## REQUIRED WORK
Reproduce the listing that follows, line for line.

___ SOURCE MATERIAL

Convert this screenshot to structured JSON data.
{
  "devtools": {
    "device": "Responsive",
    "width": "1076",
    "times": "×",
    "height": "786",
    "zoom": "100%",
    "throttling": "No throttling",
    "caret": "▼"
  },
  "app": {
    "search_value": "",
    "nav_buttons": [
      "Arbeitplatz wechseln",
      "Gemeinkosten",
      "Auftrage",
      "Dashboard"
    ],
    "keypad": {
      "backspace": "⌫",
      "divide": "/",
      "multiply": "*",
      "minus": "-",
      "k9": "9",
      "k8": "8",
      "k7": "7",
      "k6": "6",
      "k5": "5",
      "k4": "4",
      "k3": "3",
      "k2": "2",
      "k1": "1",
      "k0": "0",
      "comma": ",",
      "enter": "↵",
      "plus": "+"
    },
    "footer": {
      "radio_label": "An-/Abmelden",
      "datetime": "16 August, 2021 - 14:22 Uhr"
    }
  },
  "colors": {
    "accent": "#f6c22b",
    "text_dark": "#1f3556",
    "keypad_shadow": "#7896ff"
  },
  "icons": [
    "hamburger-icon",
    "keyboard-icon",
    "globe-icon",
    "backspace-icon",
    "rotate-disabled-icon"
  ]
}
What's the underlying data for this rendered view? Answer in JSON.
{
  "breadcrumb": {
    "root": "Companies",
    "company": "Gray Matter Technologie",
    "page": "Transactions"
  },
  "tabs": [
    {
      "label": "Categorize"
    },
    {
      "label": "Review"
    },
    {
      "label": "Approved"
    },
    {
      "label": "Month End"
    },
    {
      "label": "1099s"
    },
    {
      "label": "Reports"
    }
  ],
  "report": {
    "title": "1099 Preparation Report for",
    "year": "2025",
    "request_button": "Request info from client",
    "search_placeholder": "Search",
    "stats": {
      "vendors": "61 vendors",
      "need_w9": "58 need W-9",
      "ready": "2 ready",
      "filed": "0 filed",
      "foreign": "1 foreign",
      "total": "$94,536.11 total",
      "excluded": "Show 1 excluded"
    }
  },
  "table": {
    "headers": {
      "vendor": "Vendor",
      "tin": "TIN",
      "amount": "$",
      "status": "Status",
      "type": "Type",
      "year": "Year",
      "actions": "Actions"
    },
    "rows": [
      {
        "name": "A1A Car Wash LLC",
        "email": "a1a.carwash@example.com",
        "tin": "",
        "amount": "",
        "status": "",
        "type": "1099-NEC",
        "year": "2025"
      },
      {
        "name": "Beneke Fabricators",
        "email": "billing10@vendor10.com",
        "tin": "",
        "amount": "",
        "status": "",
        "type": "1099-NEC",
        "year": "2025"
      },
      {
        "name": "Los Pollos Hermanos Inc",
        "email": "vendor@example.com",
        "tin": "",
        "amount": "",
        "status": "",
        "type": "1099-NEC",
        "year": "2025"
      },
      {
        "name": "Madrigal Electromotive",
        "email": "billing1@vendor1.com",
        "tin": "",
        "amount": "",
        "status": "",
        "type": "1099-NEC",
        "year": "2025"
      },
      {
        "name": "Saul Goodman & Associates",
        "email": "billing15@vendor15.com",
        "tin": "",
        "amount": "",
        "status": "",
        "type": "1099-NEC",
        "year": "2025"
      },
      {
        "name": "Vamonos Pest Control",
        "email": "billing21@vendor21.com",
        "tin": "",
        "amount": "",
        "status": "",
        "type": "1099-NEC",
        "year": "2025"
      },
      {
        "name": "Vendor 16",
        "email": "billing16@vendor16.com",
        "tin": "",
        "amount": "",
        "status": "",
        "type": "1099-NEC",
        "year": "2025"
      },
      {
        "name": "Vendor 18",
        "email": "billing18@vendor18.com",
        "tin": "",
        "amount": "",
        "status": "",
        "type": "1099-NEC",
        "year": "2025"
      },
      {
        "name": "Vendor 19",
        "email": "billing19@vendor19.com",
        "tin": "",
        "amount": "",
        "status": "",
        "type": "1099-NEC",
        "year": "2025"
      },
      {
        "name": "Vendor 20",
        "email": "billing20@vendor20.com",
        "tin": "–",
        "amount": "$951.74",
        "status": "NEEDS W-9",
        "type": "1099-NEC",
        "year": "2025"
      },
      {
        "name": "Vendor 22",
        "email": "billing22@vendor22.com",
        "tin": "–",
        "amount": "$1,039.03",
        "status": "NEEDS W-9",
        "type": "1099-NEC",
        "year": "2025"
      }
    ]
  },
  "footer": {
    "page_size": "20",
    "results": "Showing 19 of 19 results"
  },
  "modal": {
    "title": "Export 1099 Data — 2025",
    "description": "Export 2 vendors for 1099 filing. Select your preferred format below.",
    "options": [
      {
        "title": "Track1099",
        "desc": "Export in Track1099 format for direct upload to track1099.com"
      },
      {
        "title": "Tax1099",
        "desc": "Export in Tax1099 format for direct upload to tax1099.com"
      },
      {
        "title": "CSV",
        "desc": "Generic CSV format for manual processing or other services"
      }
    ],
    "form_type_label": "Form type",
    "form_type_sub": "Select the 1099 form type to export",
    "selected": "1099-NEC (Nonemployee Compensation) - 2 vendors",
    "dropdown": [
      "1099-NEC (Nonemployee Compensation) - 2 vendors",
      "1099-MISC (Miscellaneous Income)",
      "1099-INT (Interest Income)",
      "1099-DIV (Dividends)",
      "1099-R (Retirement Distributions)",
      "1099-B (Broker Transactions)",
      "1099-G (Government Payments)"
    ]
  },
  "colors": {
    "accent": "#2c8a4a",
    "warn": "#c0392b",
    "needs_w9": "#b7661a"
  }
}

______

## SOLUTION TO THIS TASK
Convert this screenshot to structured JSON data.
{
  "devtools": {
    "device": "Responsive",
    "width": "1076",
    "times": "×",
    "height": "786",
    "zoom": "100%",
    "throttling": "No throttling",
    "caret": "▼"
  },
  "app": {
    "search_value": "",
    "nav_buttons": [
      "Arbeitplatz wechseln",
      "Gemeinkosten",
      "Auftrage",
      "Dashboard"
    ],
    "keypad": {
      "backspace": "⌫",
      "divide": "/",
      "multiply": "*",
      "minus": "-",
      "k9": "9",
      "k8": "8",
      "k7": "7",
      "k6": "6",
      "k5": "5",
      "k4": "4",
      "k3": "3",
      "k2": "2",
      "k1": "1",
      "k0": "0",
      "comma": ",",
      "enter": "↵",
      "plus": "+"
    },
    "footer": {
      "radio_label": "An-/Abmelden",
      "datetime": "16 August, 2021 - 14:22 Uhr"
    }
  },
  "colors": {
    "accent": "#f6c22b",
    "text_dark": "#1f3556",
    "keypad_shadow": "#7896ff"
  },
  "icons": [
    "hamburger-icon",
    "keyboard-icon",
    "globe-icon",
    "backspace-icon",
    "rotate-disabled-icon"
  ]
}
What's the underlying data for this rendered view? Answer in JSON.
{
  "breadcrumb": {
    "root": "Companies",
    "company": "Gray Matter Technologie",
    "page": "Transactions"
  },
  "tabs": [
    {
      "label": "Categorize"
    },
    {
      "label": "Review"
    },
    {
      "label": "Approved"
    },
    {
      "label": "Month End"
    },
    {
      "label": "1099s"
    },
    {
      "label": "Reports"
    }
  ],
  "report": {
    "title": "1099 Preparation Report for",
    "year": "2025",
    "request_button": "Request info from client",
    "search_placeholder": "Search",
    "stats": {
      "vendors": "61 vendors",
      "need_w9": "58 need W-9",
      "ready": "2 ready",
      "filed": "0 filed",
      "foreign": "1 foreign",
      "total": "$94,536.11 total",
      "excluded": "Show 1 excluded"
    }
  },
  "table": {
    "headers": {
      "vendor": "Vendor",
      "tin": "TIN",
      "amount": "$",
      "status": "Status",
      "type": "Type",
      "year": "Year",
      "actions": "Actions"
    },
    "rows": [
      {
        "name": "A1A Car Wash LLC",
        "email": "a1a.carwash@example.com",
        "tin": "",
        "amount": "",
        "status": "",
        "type": "1099-NEC",
        "year": "2025"
      },
      {
        "name": "Beneke Fabricators",
        "email": "billing10@vendor10.com",
        "tin": "",
        "amount": "",
        "status": "",
        "type": "1099-NEC",
        "year": "2025"
      },
      {
        "name": "Los Pollos Hermanos Inc",
        "email": "vendor@example.com",
        "tin": "",
        "amount": "",
        "status": "",
        "type": "1099-NEC",
        "year": "2025"
      },
      {
        "name": "Madrigal Electromotive",
        "email": "billing1@vendor1.com",
        "tin": "",
        "amount": "",
        "status": "",
        "type": "1099-NEC",
        "year": "2025"
      },
      {
        "name": "Saul Goodman & Associates",
        "email": "billing15@vendor15.com",
        "tin": "",
        "amount": "",
        "status": "",
        "type": "1099-NEC",
        "year": "2025"
      },
      {
        "name": "Vamonos Pest Control",
        "email": "billing21@vendor21.com",
        "tin": "",
        "amount": "",
        "status": "",
        "type": "1099-NEC",
        "year": "2025"
      },
      {
        "name": "Vendor 16",
        "email": "billing16@vendor16.com",
        "tin": "",
        "amount": "",
        "status": "",
        "type": "1099-NEC",
        "year": "2025"
      },
      {
        "name": "Vendor 18",
        "email": "billing18@vendor18.com",
        "tin": "",
        "amount": "",
        "status": "",
        "type": "1099-NEC",
        "year": "2025"
      },
      {
        "name": "Vendor 19",
        "email": "billing19@vendor19.com",
        "tin": "",
        "amount": "",
        "status": "",
        "type": "1099-NEC",
        "year": "2025"
      },
      {
        "name": "Vendor 20",
        "email": "billing20@vendor20.com",
        "tin": "–",
        "amount": "$951.74",
        "status": "NEEDS W-9",
        "type": "1099-NEC",
        "year": "2025"
      },
      {
        "name": "Vendor 22",
        "email": "billing22@vendor22.com",
        "tin": "–",
        "amount": "$1,039.03",
        "status": "NEEDS W-9",
        "type": "1099-NEC",
        "year": "2025"
      }
    ]
  },
  "footer": {
    "page_size": "20",
    "results": "Showing 19 of 19 results"
  },
  "modal": {
    "title": "Export 1099 Data — 2025",
    "description": "Export 2 vendors for 1099 filing. Select your preferred format below.",
    "options": [
      {
        "title": "Track1099",
        "desc": "Export in Track1099 format for direct upload to track1099.com"
      },
      {
        "title": "Tax1099",
        "desc": "Export in Tax1099 format for direct upload to tax1099.com"
      },
      {
        "title": "CSV",
        "desc": "Generic CSV format for manual processing or other services"
      }
    ],
    "form_type_label": "Form type",
    "form_type_sub": "Select the 1099 form type to export",
    "selected": "1099-NEC (Nonemployee Compensation) - 2 vendors",
    "dropdown": [
      "1099-NEC (Nonemployee Compensation) - 2 vendors",
      "1099-MISC (Miscellaneous Income)",
      "1099-INT (Interest Income)",
      "1099-DIV (Dividends)",
      "1099-R (Retirement Distributions)",
      "1099-B (Broker Transactions)",
      "1099-G (Government Payments)"
    ]
  },
  "colors": {
    "accent": "#2c8a4a",
    "warn": "#c0392b",
    "needs_w9": "#b7661a"
  }
}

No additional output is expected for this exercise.